New Delhi, Jun 16 (PTI) Champiya, who is in her late 80s, does not fear COVID-19.
She says years of mental torture and physical abuse by her children have prepared her to deal with "anything in life".
This World Elder Abuse Awareness Day, elderly like Champiya recall the trauma they went through before parting ways with their loved ones.
"Once, one of my sons slapped me so hard I couldn''t hear from one ear. I still remember one night he pulled me out of my room by my hair and kept hitting me," the resident of Mann ka Tilak old age home in Delhi recalled.
"I only knew that time was passing because I saw the Sun rising," she said.
After ages of torture and abuse, Champiyas''s youngest grand-daughter rescued her and brought her to the old age home. "Now I don''t fear anything in life, not even the dreaded coronavirus," she said.
Shabana (name changed), 78, lives alone in a one-bedroom apartment in Noida. She lived with her son earlier but decided to move out after the abuse started.
"It was first neglect then verbal abuse. But when they stopped giving me food and asked me to fend for myself, I knew I should leave," she said.
Shabana said her late husband had left some money for her with which she bought a home for herself. For the past 10 years, she has been living alone and surviving on his pension.
Rukmanni, who is in her 70s, recalls how she would sit near the phone in an old age home, day after day waiting for her son''s call, which never came.
"I stayed with my youngest son, but he struggled to find a job. Finally, he admitted to me that he could not afford to take care of me, and he had to send me away.
"Overnight, my world was turned upside down, I begged and pleaded with him, told him that I would do anything but he refused to listen and dropped me at an old age home," she said.
Rajesh (name changed) was thrown out on the streets by his son on a cold December night.
He now lives with his sister, but says he still gets nightmares of getting hit by his son frequently.
"I just had one son and after my wife died there was no use of me. I tried to show him that I can be productive by doing household chores but that was not satisfactory for him and his wife and they threw me out one day. Since then I moved in with my sister," he said.
He hopes that no one goes through the trauma he underwent and people become more compassionate towards their old parents.
"They should remember that we were the ones who taught them to walk and try to be patient with us," he said.
According to psychiatrist Rabia Hasan, it is often seen that even if the elderly do not undergo extreme abuse, there is a form of neglect and ignorance which affects most of them.
"With nuclear lives becoming predominant, it has been seen that old parents feel they have been left behind. Many of them feel ignored," she said.
Hasan advised people to make efforts to engage their old parents in their day to day lives that will give them a feeling of being relevant.
Sonali Sharma, head of communications at HelpAge India, said there is no excuse for neglecting or abusing one''s parents.
"When we were young, our parents would very patiently answer all our questions but this generation does not understand that.
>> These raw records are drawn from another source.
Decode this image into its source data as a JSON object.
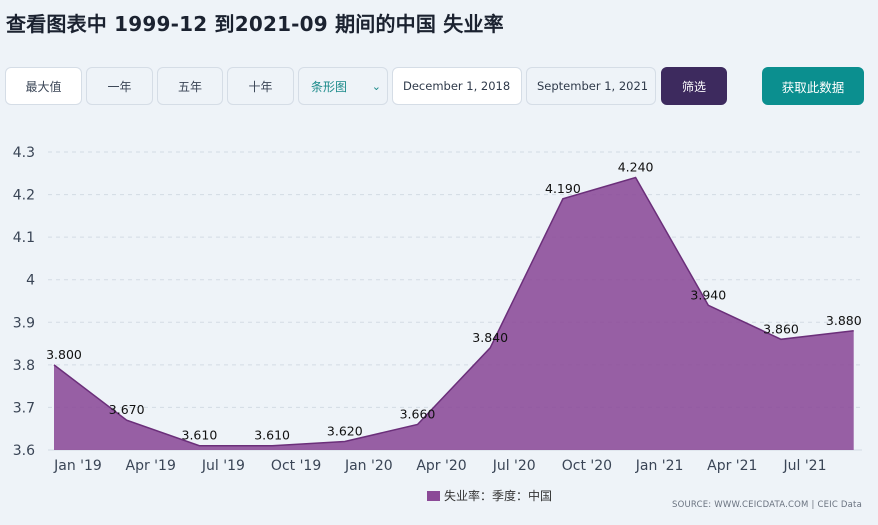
{
  "title": "查看图表中 1999-12 到2021-09 期间的中国 失业率",
  "toolbar": {
    "max_label": "最大值",
    "one_year_label": "一年",
    "five_year_label": "五年",
    "ten_year_label": "十年",
    "chart_type_label": "条形图",
    "start_date": "December 1, 2018",
    "end_date": "September 1, 2021",
    "filter_label": "筛选",
    "get_data_label": "获取此数据"
  },
  "legend": {
    "label": "失业率：季度：中国"
  },
  "source": "SOURCE: WWW.CEICDATA.COM | CEIC Data",
  "colors": {
    "area": "#8b4a97",
    "line": "#6b2f7a",
    "filter_button": "#3d2a5e",
    "get_data_button": "#0b8f8f"
  },
  "chart_data": {
    "type": "area",
    "x": [
      "2018-12",
      "2019-03",
      "2019-06",
      "2019-09",
      "2019-12",
      "2020-03",
      "2020-06",
      "2020-09",
      "2020-12",
      "2021-03",
      "2021-06",
      "2021-09"
    ],
    "series": [
      {
        "name": "失业率：季度：中国",
        "values": [
          3.8,
          3.67,
          3.61,
          3.61,
          3.62,
          3.66,
          3.84,
          4.19,
          4.24,
          3.94,
          3.86,
          3.88
        ],
        "labels": [
          "3.800",
          "3.670",
          "3.610",
          "3.610",
          "3.620",
          "3.660",
          "3.840",
          "4.190",
          "4.240",
          "3.940",
          "3.860",
          "3.880"
        ]
      }
    ],
    "y_ticks": [
      "3.6",
      "3.7",
      "3.8",
      "3.9",
      "4",
      "4.1",
      "4.2",
      "4.3"
    ],
    "x_ticks": [
      "Jan '19",
      "Apr '19",
      "Jul '19",
      "Oct '19",
      "Jan '20",
      "Apr '20",
      "Jul '20",
      "Oct '20",
      "Jan '21",
      "Apr '21",
      "Jul '21"
    ],
    "ylim": [
      3.6,
      4.3
    ],
    "grid": true,
    "legend_position": "bottom"
  }
}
There is a constant feeling of disrespect and neglect that older people face today," she said.
Noting that neglect, verbal abuse and isolation are the three top forms of abuse that elderly suffer from, Sharma said it has been seen that the main abusers are their own children, either sons or daughter-in laws.
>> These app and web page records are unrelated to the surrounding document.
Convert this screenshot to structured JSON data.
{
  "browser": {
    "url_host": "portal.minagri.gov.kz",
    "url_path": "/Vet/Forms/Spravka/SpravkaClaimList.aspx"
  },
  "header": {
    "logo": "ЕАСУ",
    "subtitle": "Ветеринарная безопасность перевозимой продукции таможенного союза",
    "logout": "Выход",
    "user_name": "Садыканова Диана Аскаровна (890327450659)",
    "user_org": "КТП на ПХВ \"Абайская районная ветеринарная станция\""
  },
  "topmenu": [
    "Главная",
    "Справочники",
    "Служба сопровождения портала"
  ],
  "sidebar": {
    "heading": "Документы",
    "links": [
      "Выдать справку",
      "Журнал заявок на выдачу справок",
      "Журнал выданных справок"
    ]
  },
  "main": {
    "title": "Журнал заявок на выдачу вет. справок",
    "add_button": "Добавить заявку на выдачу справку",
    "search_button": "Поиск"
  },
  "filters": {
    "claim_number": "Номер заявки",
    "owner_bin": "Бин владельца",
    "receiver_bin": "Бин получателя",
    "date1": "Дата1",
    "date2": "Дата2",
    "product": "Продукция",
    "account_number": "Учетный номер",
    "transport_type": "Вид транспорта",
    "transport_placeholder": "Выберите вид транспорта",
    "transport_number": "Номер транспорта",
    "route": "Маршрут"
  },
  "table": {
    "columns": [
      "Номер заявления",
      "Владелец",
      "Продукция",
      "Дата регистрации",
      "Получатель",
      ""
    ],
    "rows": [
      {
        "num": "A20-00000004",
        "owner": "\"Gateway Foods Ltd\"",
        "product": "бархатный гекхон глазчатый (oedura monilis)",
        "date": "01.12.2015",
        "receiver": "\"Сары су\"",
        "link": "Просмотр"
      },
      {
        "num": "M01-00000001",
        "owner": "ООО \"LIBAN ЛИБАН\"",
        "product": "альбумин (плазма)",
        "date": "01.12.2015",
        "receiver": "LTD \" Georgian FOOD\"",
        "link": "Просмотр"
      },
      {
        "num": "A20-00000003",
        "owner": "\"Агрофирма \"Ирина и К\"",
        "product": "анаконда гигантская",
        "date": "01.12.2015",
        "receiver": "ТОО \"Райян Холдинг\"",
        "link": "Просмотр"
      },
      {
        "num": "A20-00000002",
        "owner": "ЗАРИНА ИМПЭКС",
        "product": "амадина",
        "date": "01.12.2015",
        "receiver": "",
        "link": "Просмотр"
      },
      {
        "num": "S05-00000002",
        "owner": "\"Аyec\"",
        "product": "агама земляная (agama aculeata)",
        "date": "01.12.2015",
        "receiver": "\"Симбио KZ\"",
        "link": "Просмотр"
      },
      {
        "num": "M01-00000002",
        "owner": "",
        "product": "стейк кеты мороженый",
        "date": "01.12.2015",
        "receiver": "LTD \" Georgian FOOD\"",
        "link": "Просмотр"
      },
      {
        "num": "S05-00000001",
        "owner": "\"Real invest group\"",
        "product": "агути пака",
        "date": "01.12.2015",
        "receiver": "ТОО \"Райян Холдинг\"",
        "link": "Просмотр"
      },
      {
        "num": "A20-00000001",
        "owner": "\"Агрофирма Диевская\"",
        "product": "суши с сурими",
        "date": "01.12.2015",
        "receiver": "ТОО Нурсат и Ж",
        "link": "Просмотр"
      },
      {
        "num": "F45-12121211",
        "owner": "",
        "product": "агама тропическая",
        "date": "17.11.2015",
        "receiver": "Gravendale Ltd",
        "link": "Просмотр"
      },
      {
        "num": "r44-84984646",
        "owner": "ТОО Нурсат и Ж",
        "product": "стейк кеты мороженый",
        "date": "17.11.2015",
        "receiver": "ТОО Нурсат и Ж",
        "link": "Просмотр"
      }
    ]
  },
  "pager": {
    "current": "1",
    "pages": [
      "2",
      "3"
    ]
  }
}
"We tell a couple of things to both generations -- to older people we tell that there is maintenance act (Maintenance and Welfare of Senior Citizens Act, 2007) under which if you do not look after your parents then you can be jailed and you can be fined so this is a legal tool that can be used by elderly and we sensitize them to use it to protect themselves," she said.
"Secondly, we tell them that no matter how much ever you love your child please do not give them everything through your will till you are alive. We tell them to retain hold and power in their hands so we tell them that do not give your core economic strength to your caretaker," she said.
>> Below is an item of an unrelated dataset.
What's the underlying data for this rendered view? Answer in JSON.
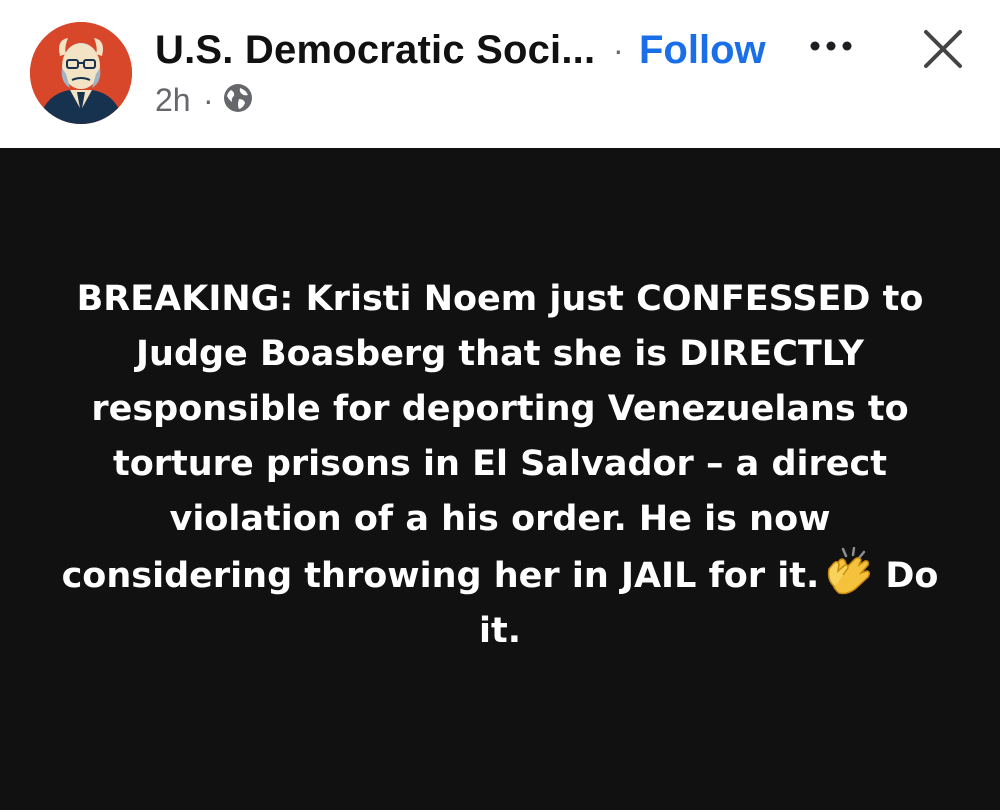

Moreover, she said elderly need to become independent digitally.
"There is a huge digital divide between the abuser and the abused so we keep telling older people that you need to become independent and not depend on your child for everything. We conduct digital literacy classes for basic digital empowerment of elderly," she added. PTI UZM DPB DPB
Disclaimer :- This story has not been edited by Outlook staff and is auto-generated from news agency feeds. Source: PTI